In recent days, the Oxford team has been presenting its findings to senior energy and water officials in Israel, Jordan and the Palestinian Authority. Among others, it has met with Israel’s Start-Up Nation Central, the official Palestinian negotiating team, Jordan’s Royal Scientific Society, and several diplomats, among them the Jordanian Ambasssador to Israel.
On Monday, it wound up this series of meetings at the Israel President’s Climate Forum.
The academics said their presentations were met with enthusiasm. The Israeli Energy Ministry even called the team in for a second time to meet with the Electricity Authority.
“Each jurisdiction is focusing on their (own) resources in national planning,” said Oxford University post-doctoral researcher Suleiman Halasah, who also runs a Jordanian consulting firm on energy, water, and environment. “For me, this is the first time I see Israelis and Palestinians agreeing.”
Both Majid and Michael Gilmont, an Oxford research fellow who is focusing on water, stressed that the figures presented at the meeting will likely change given what has been learned during this visit.
Gilmont, who coordinates Oxford Martin’s whole transboundary resource management program, said comparing the data sets from the three distinct authorities to make it match up for analysis was a challenge. The plethora of different definitions and figures was a source of confusion and misunderstandings, he told The Times of Israel.
But helped by local experts, he and his colleagues managed to produce a “nearly consistent dataset with similar accounting definitions.”
Other challenges await, such as deeply entrenched geopolitical issues that may hamper the sides’ willingness to cooperate. But Gilmont noted that science, which is politically neutral, is an ideal vehicle for cross-border cooperation.
“A regional approach offers a bigger solution space,” he said, adding that the team would be looking at scenarios for increasing desalination and treated wastewater to meet regional needs. The latter uses a third of the energy needed by the former.
The data, which is still being updated in Ramallah and Amman, indicated that, taken together, the region would be unable to meet its citizens’ water needs by 2030.
Jordan is expected to fall 116 million cubic meters short annually by then, Gilmont said, although the figure would likely come down as Amman treated more wastewater, got a desalination plant in Aqaba off the ground, and received additional water from Israel.

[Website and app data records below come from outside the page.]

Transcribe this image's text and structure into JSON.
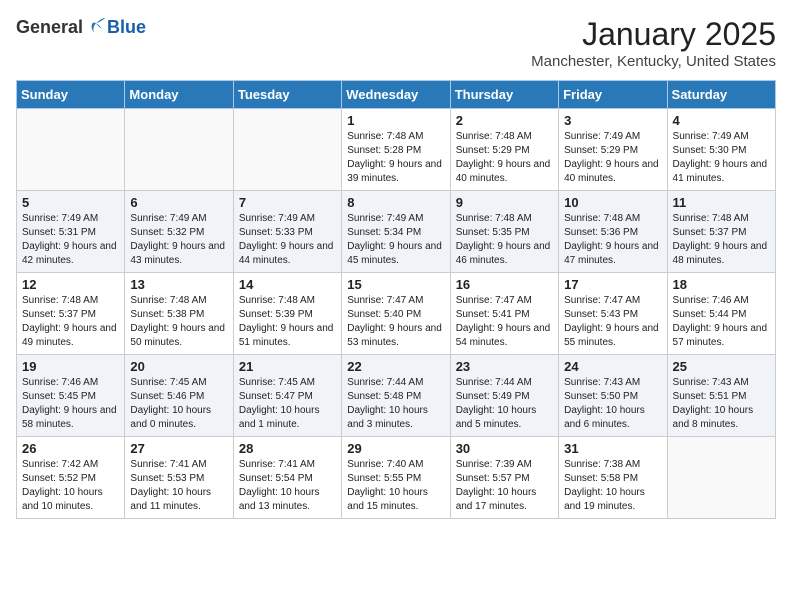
{
  "header": {
    "logo_general": "General",
    "logo_blue": "Blue",
    "month_title": "January 2025",
    "location": "Manchester, Kentucky, United States"
  },
  "days_of_week": [
    "Sunday",
    "Monday",
    "Tuesday",
    "Wednesday",
    "Thursday",
    "Friday",
    "Saturday"
  ],
  "weeks": [
    [
      {
        "day": "",
        "info": ""
      },
      {
        "day": "",
        "info": ""
      },
      {
        "day": "",
        "info": ""
      },
      {
        "day": "1",
        "info": "Sunrise: 7:48 AM\nSunset: 5:28 PM\nDaylight: 9 hours and 39 minutes."
      },
      {
        "day": "2",
        "info": "Sunrise: 7:48 AM\nSunset: 5:29 PM\nDaylight: 9 hours and 40 minutes."
      },
      {
        "day": "3",
        "info": "Sunrise: 7:49 AM\nSunset: 5:29 PM\nDaylight: 9 hours and 40 minutes."
      },
      {
        "day": "4",
        "info": "Sunrise: 7:49 AM\nSunset: 5:30 PM\nDaylight: 9 hours and 41 minutes."
      }
    ],
    [
      {
        "day": "5",
        "info": "Sunrise: 7:49 AM\nSunset: 5:31 PM\nDaylight: 9 hours and 42 minutes."
      },
      {
        "day": "6",
        "info": "Sunrise: 7:49 AM\nSunset: 5:32 PM\nDaylight: 9 hours and 43 minutes."
      },
      {
        "day": "7",
        "info": "Sunrise: 7:49 AM\nSunset: 5:33 PM\nDaylight: 9 hours and 44 minutes."
      },
      {
        "day": "8",
        "info": "Sunrise: 7:49 AM\nSunset: 5:34 PM\nDaylight: 9 hours and 45 minutes."
      },
      {
        "day": "9",
        "info": "Sunrise: 7:48 AM\nSunset: 5:35 PM\nDaylight: 9 hours and 46 minutes."
      },
      {
        "day": "10",
        "info": "Sunrise: 7:48 AM\nSunset: 5:36 PM\nDaylight: 9 hours and 47 minutes."
      },
      {
        "day": "11",
        "info": "Sunrise: 7:48 AM\nSunset: 5:37 PM\nDaylight: 9 hours and 48 minutes."
      }
    ],
    [
      {
        "day": "12",
        "info": "Sunrise: 7:48 AM\nSunset: 5:37 PM\nDaylight: 9 hours and 49 minutes."
      },
      {
        "day": "13",
        "info": "Sunrise: 7:48 AM\nSunset: 5:38 PM\nDaylight: 9 hours and 50 minutes."
      },
      {
        "day": "14",
        "info": "Sunrise: 7:48 AM\nSunset: 5:39 PM\nDaylight: 9 hours and 51 minutes."
      },
      {
        "day": "15",
        "info": "Sunrise: 7:47 AM\nSunset: 5:40 PM\nDaylight: 9 hours and 53 minutes."
      },
      {
        "day": "16",
        "info": "Sunrise: 7:47 AM\nSunset: 5:41 PM\nDaylight: 9 hours and 54 minutes."
      },
      {
        "day": "17",
        "info": "Sunrise: 7:47 AM\nSunset: 5:43 PM\nDaylight: 9 hours and 55 minutes."
      },
      {
        "day": "18",
        "info": "Sunrise: 7:46 AM\nSunset: 5:44 PM\nDaylight: 9 hours and 57 minutes."
      }
    ],
    [
      {
        "day": "19",
        "info": "Sunrise: 7:46 AM\nSunset: 5:45 PM\nDaylight: 9 hours and 58 minutes."
      },
      {
        "day": "20",
        "info": "Sunrise: 7:45 AM\nSunset: 5:46 PM\nDaylight: 10 hours and 0 minutes."
      },
      {
        "day": "21",
        "info": "Sunrise: 7:45 AM\nSunset: 5:47 PM\nDaylight: 10 hours and 1 minute."
      },
      {
        "day": "22",
        "info": "Sunrise: 7:44 AM\nSunset: 5:48 PM\nDaylight: 10 hours and 3 minutes."
      },
      {
        "day": "23",
        "info": "Sunrise: 7:44 AM\nSunset: 5:49 PM\nDaylight: 10 hours and 5 minutes."
      },
      {
        "day": "24",
        "info": "Sunrise: 7:43 AM\nSunset: 5:50 PM\nDaylight: 10 hours and 6 minutes."
      },
      {
        "day": "25",
        "info": "Sunrise: 7:43 AM\nSunset: 5:51 PM\nDaylight: 10 hours and 8 minutes."
      }
    ],
    [
      {
        "day": "26",
        "info": "Sunrise: 7:42 AM\nSunset: 5:52 PM\nDaylight: 10 hours and 10 minutes."
      },
      {
        "day": "27",
        "info": "Sunrise: 7:41 AM\nSunset: 5:53 PM\nDaylight: 10 hours and 11 minutes."
      },
      {
        "day": "28",
        "info": "Sunrise: 7:41 AM\nSunset: 5:54 PM\nDaylight: 10 hours and 13 minutes."
      },
      {
        "day": "29",
        "info": "Sunrise: 7:40 AM\nSunset: 5:55 PM\nDaylight: 10 hours and 15 minutes."
      },
      {
        "day": "30",
        "info": "Sunrise: 7:39 AM\nSunset: 5:57 PM\nDaylight: 10 hours and 17 minutes."
      },
      {
        "day": "31",
        "info": "Sunrise: 7:38 AM\nSunset: 5:58 PM\nDaylight: 10 hours and 19 minutes."
      },
      {
        "day": "",
        "info": ""
      }
    ]
  ]
}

The Palestinian Authority is expected to fall 431 million cubic meters short by the end of this decade, the data showed.
However, Israel is looking at a potential surplus of 300 million cubic meters of water by 2030. This is thanks to desalination and the use of treated sewage water for irrigation.

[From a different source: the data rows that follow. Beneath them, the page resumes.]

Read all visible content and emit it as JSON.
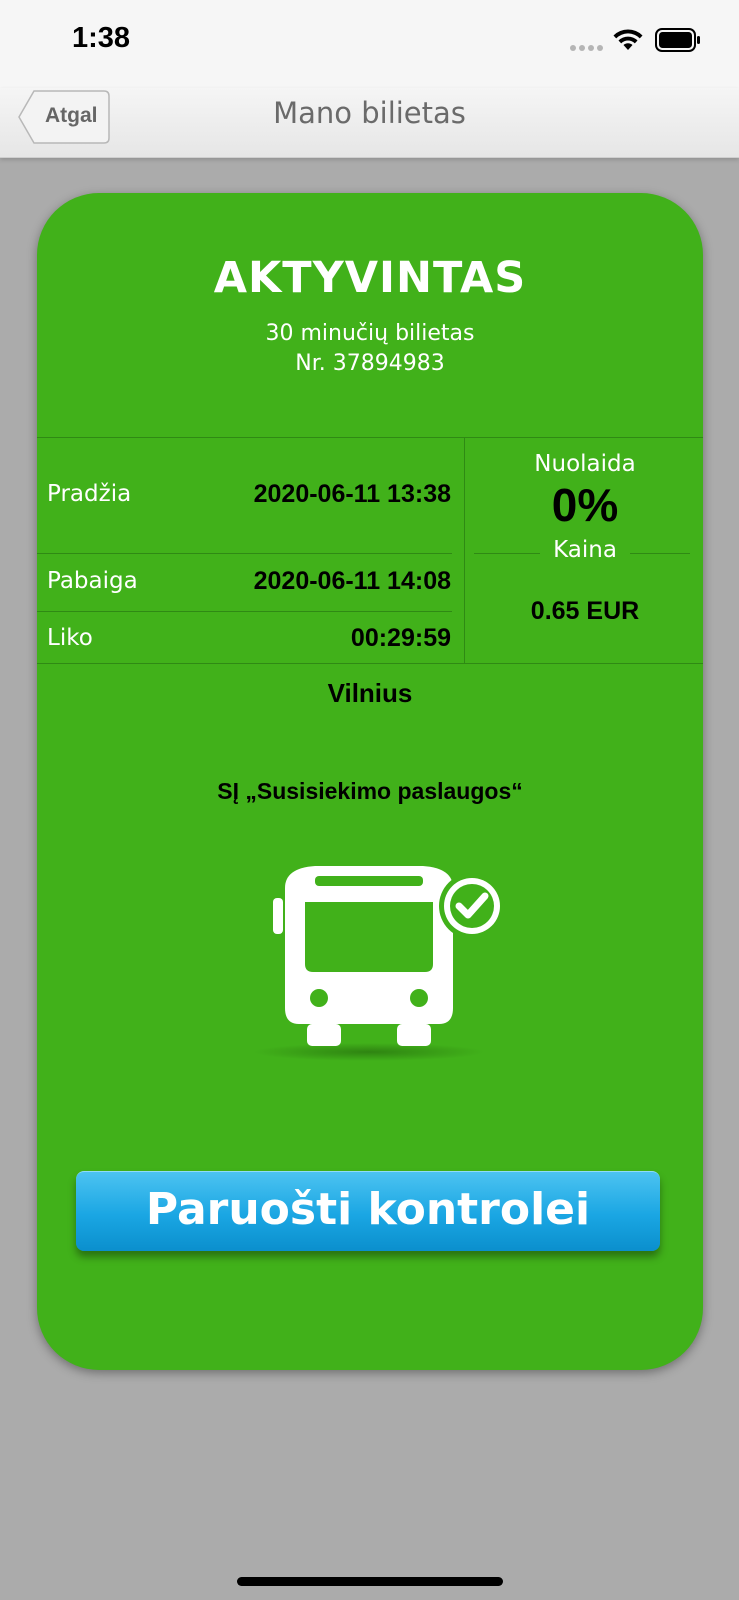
{
  "status_bar": {
    "time": "1:38"
  },
  "nav": {
    "back_label": "Atgal",
    "title": "Mano bilietas"
  },
  "ticket": {
    "status": "AKTYVINTAS",
    "type": "30 minučių bilietas",
    "number": "Nr. 37894983",
    "rows": [
      {
        "label": "Pradžia",
        "value": "2020-06-11 13:38"
      },
      {
        "label": "Pabaiga",
        "value": "2020-06-11 14:08"
      },
      {
        "label": "Liko",
        "value": "00:29:59"
      }
    ],
    "discount_label": "Nuolaida",
    "discount_value": "0%",
    "price_label": "Kaina",
    "price_value": "0.65 EUR",
    "city": "Vilnius",
    "operator": "SĮ „Susisiekimo paslaugos“",
    "control_button_label": "Paruošti kontrolei"
  },
  "colors": {
    "card_green": "#41b11a",
    "button_blue": "#1aa6e3",
    "background_gray": "#ababab"
  },
  "icons": {
    "bus": "bus-active-icon",
    "back": "chevron-left-icon",
    "wifi": "wifi-icon",
    "battery": "battery-icon"
  }
}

Gilmont said steps to come would include building out the scenarios or alternatives via consultations with regional stakeholders

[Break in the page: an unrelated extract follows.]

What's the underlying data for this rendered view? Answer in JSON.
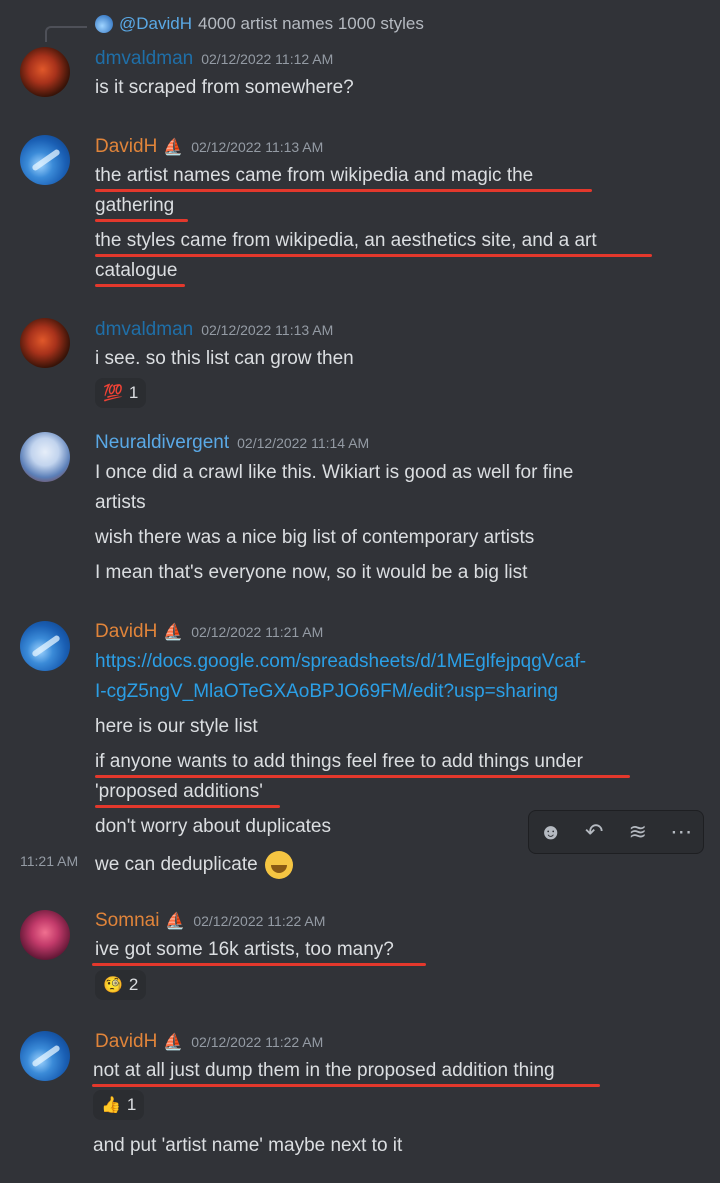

“We want to… look at how these big picture numbers can be implemented on the ground via scalable options, and create a forum for regional knowledge sharing,” he said. “Conversations in Tel Aviv, Jerusalem, and Ramallah have emphasized the need for this.”
In an indication of rising environmental awareness in the West Bank, two men from the stone-cutting industry in Jenin turned up at the meeting seeking advice on countering stream pollution with marble slurry — a byproduct of stone-cutting.
Shaddad Attili, a former Palestinian water minister and former head of the Palestinian Water Authority, who is now a fellow with the Oxford team, said that Israel and the Palestinian Authority had signed the same international environmental accords.
“If we all agree, why don’t we sign a regional environmental protocol,” he proposed.
Sandler said that work with the region’s professionals would lead eventually to the political echelon.
She later told The Times of Israel that the initiative is not intended to supplant government agreements, such as those to supply Israeli water to Jordan or electricity to the Palestinian Authority. Rather, it sought to provide an agreed-upon scientific basis for all relevant actors in the region to be able to plan for the common threat of climate change.
“The idea is that everyone decides together,” she said.